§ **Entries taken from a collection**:
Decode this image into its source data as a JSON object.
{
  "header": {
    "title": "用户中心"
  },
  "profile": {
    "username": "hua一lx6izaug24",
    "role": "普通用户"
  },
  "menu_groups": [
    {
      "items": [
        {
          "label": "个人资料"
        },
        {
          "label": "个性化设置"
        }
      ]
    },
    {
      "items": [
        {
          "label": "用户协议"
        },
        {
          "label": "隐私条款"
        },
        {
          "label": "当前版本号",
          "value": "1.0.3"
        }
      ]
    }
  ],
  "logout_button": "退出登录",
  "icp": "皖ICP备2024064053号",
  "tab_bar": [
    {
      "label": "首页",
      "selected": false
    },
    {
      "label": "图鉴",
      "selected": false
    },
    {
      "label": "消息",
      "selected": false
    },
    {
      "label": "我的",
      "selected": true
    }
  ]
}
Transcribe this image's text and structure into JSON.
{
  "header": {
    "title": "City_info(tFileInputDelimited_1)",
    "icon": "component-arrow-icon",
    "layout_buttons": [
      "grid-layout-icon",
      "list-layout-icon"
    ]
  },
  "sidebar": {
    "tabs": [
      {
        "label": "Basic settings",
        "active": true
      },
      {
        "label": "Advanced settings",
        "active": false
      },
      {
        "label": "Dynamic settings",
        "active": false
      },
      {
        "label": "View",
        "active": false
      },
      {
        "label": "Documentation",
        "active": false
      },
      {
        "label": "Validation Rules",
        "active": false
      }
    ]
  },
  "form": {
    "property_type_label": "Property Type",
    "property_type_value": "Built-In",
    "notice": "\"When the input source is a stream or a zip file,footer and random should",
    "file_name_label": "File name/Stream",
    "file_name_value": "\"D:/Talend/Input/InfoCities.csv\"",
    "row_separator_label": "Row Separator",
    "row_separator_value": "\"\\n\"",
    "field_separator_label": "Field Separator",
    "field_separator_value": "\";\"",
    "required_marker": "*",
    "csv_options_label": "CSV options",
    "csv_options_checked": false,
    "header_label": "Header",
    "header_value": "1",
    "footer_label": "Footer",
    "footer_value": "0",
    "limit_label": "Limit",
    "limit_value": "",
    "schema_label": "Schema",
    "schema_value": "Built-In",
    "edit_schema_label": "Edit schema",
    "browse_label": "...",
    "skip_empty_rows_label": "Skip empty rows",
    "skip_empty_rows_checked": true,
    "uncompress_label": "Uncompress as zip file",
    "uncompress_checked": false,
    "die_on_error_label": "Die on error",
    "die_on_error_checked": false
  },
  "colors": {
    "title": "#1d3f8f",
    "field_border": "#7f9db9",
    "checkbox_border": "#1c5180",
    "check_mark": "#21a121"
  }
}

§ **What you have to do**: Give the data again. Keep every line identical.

§ **Task solution**:
Decode this image into its source data as a JSON object.
{
  "header": {
    "title": "用户中心"
  },
  "profile": {
    "username": "hua一lx6izaug24",
    "role": "普通用户"
  },
  "menu_groups": [
    {
      "items": [
        {
          "label": "个人资料"
        },
        {
          "label": "个性化设置"
        }
      ]
    },
    {
      "items": [
        {
          "label": "用户协议"
        },
        {
          "label": "隐私条款"
        },
        {
          "label": "当前版本号",
          "value": "1.0.3"
        }
      ]
    }
  ],
  "logout_button": "退出登录",
  "icp": "皖ICP备2024064053号",
  "tab_bar": [
    {
      "label": "首页",
      "selected": false
    },
    {
      "label": "图鉴",
      "selected": false
    },
    {
      "label": "消息",
      "selected": false
    },
    {
      "label": "我的",
      "selected": true
    }
  ]
}
Transcribe this image's text and structure into JSON.
{
  "header": {
    "title": "City_info(tFileInputDelimited_1)",
    "icon": "component-arrow-icon",
    "layout_buttons": [
      "grid-layout-icon",
      "list-layout-icon"
    ]
  },
  "sidebar": {
    "tabs": [
      {
        "label": "Basic settings",
        "active": true
      },
      {
        "label": "Advanced settings",
        "active": false
      },
      {
        "label": "Dynamic settings",
        "active": false
      },
      {
        "label": "View",
        "active": false
      },
      {
        "label": "Documentation",
        "active": false
      },
      {
        "label": "Validation Rules",
        "active": false
      }
    ]
  },
  "form": {
    "property_type_label": "Property Type",
    "property_type_value": "Built-In",
    "notice": "\"When the input source is a stream or a zip file,footer and random should",
    "file_name_label": "File name/Stream",
    "file_name_value": "\"D:/Talend/Input/InfoCities.csv\"",
    "row_separator_label": "Row Separator",
    "row_separator_value": "\"\\n\"",
    "field_separator_label": "Field Separator",
    "field_separator_value": "\";\"",
    "required_marker": "*",
    "csv_options_label": "CSV options",
    "csv_options_checked": false,
    "header_label": "Header",
    "header_value": "1",
    "footer_label": "Footer",
    "footer_value": "0",
    "limit_label": "Limit",
    "limit_value": "",
    "schema_label": "Schema",
    "schema_value": "Built-In",
    "edit_schema_label": "Edit schema",
    "browse_label": "...",
    "skip_empty_rows_label": "Skip empty rows",
    "skip_empty_rows_checked": true,
    "uncompress_label": "Uncompress as zip file",
    "uncompress_checked": false,
    "die_on_error_label": "Die on error",
    "die_on_error_checked": false
  },
  "colors": {
    "title": "#1d3f8f",
    "field_border": "#7f9db9",
    "checkbox_border": "#1c5180",
    "check_mark": "#21a121"
  }
}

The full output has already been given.